• Instructions to follow:
In the entries below, find every line with "title" and copy it.

• Data for this task:

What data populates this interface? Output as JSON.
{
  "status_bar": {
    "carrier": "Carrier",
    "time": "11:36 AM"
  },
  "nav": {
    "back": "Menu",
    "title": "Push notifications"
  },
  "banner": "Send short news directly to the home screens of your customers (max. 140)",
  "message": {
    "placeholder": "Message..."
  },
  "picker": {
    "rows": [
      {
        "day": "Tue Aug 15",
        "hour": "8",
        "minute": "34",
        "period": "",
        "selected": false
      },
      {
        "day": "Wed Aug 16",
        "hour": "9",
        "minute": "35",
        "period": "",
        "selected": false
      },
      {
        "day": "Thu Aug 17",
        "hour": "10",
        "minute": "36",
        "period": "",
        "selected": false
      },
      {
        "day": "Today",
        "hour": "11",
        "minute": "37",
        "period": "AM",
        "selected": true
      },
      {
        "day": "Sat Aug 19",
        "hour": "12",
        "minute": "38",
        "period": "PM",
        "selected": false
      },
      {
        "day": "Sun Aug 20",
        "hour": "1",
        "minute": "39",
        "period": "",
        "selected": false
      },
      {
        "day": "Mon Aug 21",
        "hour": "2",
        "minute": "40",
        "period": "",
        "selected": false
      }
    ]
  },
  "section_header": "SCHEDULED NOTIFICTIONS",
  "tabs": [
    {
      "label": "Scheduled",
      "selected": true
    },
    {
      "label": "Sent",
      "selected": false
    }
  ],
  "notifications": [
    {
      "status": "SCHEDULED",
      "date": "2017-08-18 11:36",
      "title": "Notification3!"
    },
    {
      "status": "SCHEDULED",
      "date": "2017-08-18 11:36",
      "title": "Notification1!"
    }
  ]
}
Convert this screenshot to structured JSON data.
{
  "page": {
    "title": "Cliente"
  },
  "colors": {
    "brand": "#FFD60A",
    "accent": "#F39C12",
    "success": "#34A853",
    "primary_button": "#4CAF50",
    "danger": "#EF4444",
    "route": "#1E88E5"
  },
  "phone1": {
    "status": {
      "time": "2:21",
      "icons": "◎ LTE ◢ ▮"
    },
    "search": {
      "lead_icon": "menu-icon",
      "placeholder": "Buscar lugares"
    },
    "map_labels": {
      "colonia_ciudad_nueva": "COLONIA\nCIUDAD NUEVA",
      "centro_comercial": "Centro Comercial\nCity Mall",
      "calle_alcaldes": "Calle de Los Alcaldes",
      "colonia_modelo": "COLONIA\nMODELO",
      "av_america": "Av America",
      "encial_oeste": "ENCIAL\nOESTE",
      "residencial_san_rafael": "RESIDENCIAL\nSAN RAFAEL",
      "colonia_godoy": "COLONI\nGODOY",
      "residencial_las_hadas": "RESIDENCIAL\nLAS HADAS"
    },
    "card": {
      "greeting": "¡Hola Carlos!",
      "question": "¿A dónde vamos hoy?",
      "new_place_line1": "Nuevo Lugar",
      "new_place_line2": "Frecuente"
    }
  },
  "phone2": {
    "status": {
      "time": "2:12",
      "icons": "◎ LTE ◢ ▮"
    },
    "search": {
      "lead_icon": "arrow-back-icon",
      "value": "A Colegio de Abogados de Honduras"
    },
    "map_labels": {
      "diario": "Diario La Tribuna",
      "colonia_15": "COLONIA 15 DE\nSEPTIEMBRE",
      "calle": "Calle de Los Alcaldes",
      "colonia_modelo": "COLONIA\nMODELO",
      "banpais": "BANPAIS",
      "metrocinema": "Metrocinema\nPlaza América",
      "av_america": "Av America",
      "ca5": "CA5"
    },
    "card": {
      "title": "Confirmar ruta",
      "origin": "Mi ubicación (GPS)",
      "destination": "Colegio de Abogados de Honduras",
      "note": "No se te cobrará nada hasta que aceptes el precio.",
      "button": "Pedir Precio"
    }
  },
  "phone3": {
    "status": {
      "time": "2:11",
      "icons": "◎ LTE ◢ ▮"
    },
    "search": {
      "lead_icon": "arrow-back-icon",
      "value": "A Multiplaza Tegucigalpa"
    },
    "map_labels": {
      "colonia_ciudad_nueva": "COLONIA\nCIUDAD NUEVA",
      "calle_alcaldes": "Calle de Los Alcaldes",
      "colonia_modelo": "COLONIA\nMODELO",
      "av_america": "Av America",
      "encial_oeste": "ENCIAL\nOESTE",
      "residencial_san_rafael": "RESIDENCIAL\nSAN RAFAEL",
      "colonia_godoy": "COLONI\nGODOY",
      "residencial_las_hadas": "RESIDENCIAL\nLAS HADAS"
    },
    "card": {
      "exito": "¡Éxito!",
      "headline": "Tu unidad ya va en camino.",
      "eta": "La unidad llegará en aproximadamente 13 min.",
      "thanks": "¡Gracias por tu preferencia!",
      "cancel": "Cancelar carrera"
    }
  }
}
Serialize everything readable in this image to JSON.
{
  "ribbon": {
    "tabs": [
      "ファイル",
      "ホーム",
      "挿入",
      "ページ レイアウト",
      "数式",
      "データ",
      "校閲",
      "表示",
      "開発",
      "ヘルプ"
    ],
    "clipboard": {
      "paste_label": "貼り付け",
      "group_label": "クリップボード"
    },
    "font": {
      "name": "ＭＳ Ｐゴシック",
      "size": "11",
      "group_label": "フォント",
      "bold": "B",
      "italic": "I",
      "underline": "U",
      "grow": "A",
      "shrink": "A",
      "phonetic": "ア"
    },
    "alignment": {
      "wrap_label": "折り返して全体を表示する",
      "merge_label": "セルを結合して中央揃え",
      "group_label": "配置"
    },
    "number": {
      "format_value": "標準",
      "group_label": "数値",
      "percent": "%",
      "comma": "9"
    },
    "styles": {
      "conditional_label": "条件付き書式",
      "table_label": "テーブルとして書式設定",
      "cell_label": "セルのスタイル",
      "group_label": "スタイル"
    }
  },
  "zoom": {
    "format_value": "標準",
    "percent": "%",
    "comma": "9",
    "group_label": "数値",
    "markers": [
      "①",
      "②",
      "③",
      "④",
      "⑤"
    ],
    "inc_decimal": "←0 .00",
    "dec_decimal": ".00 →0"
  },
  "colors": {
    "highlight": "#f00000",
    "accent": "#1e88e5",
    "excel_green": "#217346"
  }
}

• Problem solution:
    "title": "Push notifications"
      "title": "Notification3!"
      "title": "Notification1!"
    "title": "Cliente"
      "title": "Confirmar ruta",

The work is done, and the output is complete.